_INSTRUCTIONS FOR THE TASK_.
Each line that contains "Windows" needs to be copied from the listing.
%%
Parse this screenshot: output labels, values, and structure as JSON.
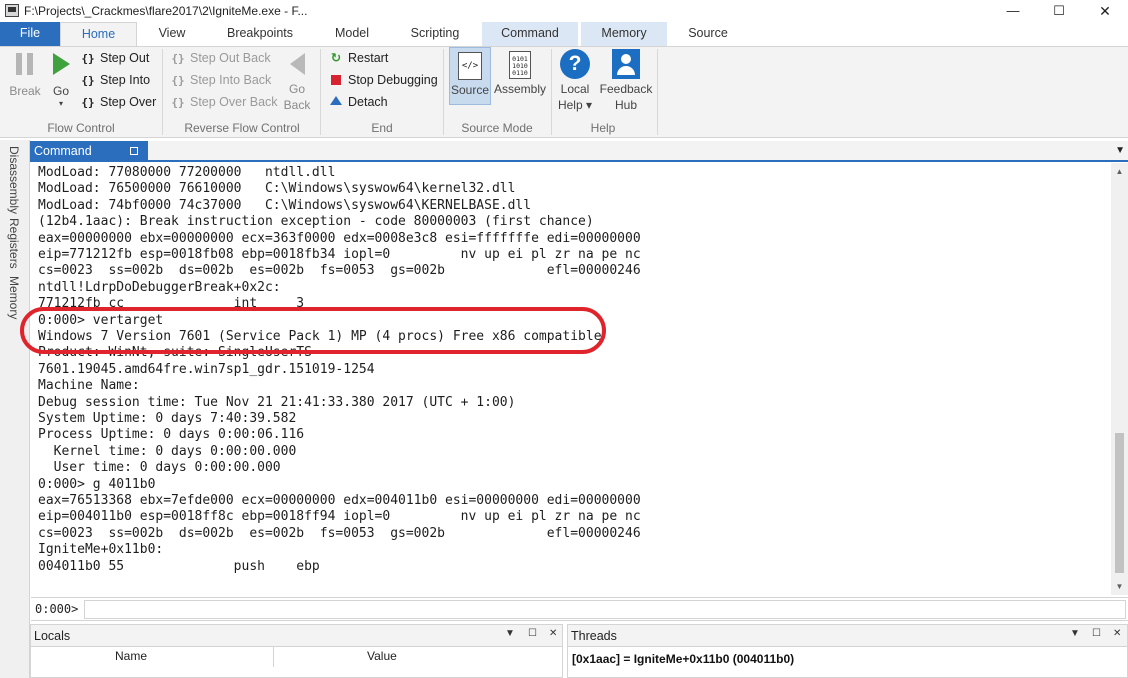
{
  "window": {
    "title": "F:\\Projects\\_Crackmes\\flare2017\\2\\IgniteMe.exe - F...",
    "minimize": "—",
    "maximize": "☐",
    "close": "✕"
  },
  "tabs": {
    "file": "File",
    "home": "Home",
    "view": "View",
    "breakpoints": "Breakpoints",
    "model": "Model",
    "scripting": "Scripting",
    "command": "Command",
    "memory": "Memory",
    "source": "Source"
  },
  "ribbon": {
    "flow_control": {
      "label": "Flow Control",
      "break": "Break",
      "go": "Go",
      "step_out": "Step Out",
      "step_into": "Step Into",
      "step_over": "Step Over"
    },
    "reverse_flow": {
      "label": "Reverse Flow Control",
      "step_out_back": "Step Out Back",
      "step_into_back": "Step Into Back",
      "step_over_back": "Step Over Back",
      "go_back_1": "Go",
      "go_back_2": "Back"
    },
    "end": {
      "label": "End",
      "restart": "Restart",
      "stop": "Stop Debugging",
      "detach": "Detach"
    },
    "source_mode": {
      "label": "Source Mode",
      "source": "Source",
      "assembly": "Assembly",
      "source_glyph": "</>",
      "assembly_glyph": "0101 1010 0110"
    },
    "help": {
      "label": "Help",
      "local_help_1": "Local",
      "local_help_2": "Help ▾",
      "feedback_1": "Feedback",
      "feedback_2": "Hub",
      "help_glyph": "?"
    }
  },
  "side_tabs": {
    "disassembly": "Disassembly",
    "registers": "Registers",
    "memory": "Memory"
  },
  "command_window": {
    "title": "Command",
    "menu_glyph": "▼",
    "lines": [
      "ModLoad: 77080000 77200000   ntdll.dll",
      "ModLoad: 76500000 76610000   C:\\Windows\\syswow64\\kernel32.dll",
      "ModLoad: 74bf0000 74c37000   C:\\Windows\\syswow64\\KERNELBASE.dll",
      "(12b4.1aac): Break instruction exception - code 80000003 (first chance)",
      "eax=00000000 ebx=00000000 ecx=363f0000 edx=0008e3c8 esi=fffffffe edi=00000000",
      "eip=771212fb esp=0018fb08 ebp=0018fb34 iopl=0         nv up ei pl zr na pe nc",
      "cs=0023  ss=002b  ds=002b  es=002b  fs=0053  gs=002b             efl=00000246",
      "ntdll!LdrpDoDebuggerBreak+0x2c:",
      "771212fb cc              int     3",
      "0:000> vertarget",
      "Windows 7 Version 7601 (Service Pack 1) MP (4 procs) Free x86 compatible",
      "Product: WinNt, suite: SingleUserTS",
      "7601.19045.amd64fre.win7sp1_gdr.151019-1254",
      "Machine Name:",
      "Debug session time: Tue Nov 21 21:41:33.380 2017 (UTC + 1:00)",
      "System Uptime: 0 days 7:40:39.582",
      "Process Uptime: 0 days 0:00:06.116",
      "  Kernel time: 0 days 0:00:00.000",
      "  User time: 0 days 0:00:00.000",
      "0:000> g 4011b0",
      "eax=76513368 ebx=7efde000 ecx=00000000 edx=004011b0 esi=00000000 edi=00000000",
      "eip=004011b0 esp=0018ff8c ebp=0018ff94 iopl=0         nv up ei pl zr na pe nc",
      "cs=0023  ss=002b  ds=002b  es=002b  fs=0053  gs=002b             efl=00000246",
      "IgniteMe+0x11b0:",
      "004011b0 55              push    ebp"
    ],
    "prompt": "0:000>",
    "input_value": "",
    "scroll_up": "▲",
    "scroll_down": "▼"
  },
  "locals": {
    "title": "Locals",
    "col_name": "Name",
    "col_value": "Value"
  },
  "threads": {
    "title": "Threads",
    "current": "[0x1aac] = IgniteMe+0x11b0 (004011b0)"
  },
  "pane_controls": {
    "menu": "▼",
    "pin": "☐",
    "close": "✕"
  }
}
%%
_TASK SOLUTION_.
      "ModLoad: 76500000 76610000   C:\\Windows\\syswow64\\kernel32.dll",
      "ModLoad: 74bf0000 74c37000   C:\\Windows\\syswow64\\KERNELBASE.dll",
      "Windows 7 Version 7601 (Service Pack 1) MP (4 procs) Free x86 compatible",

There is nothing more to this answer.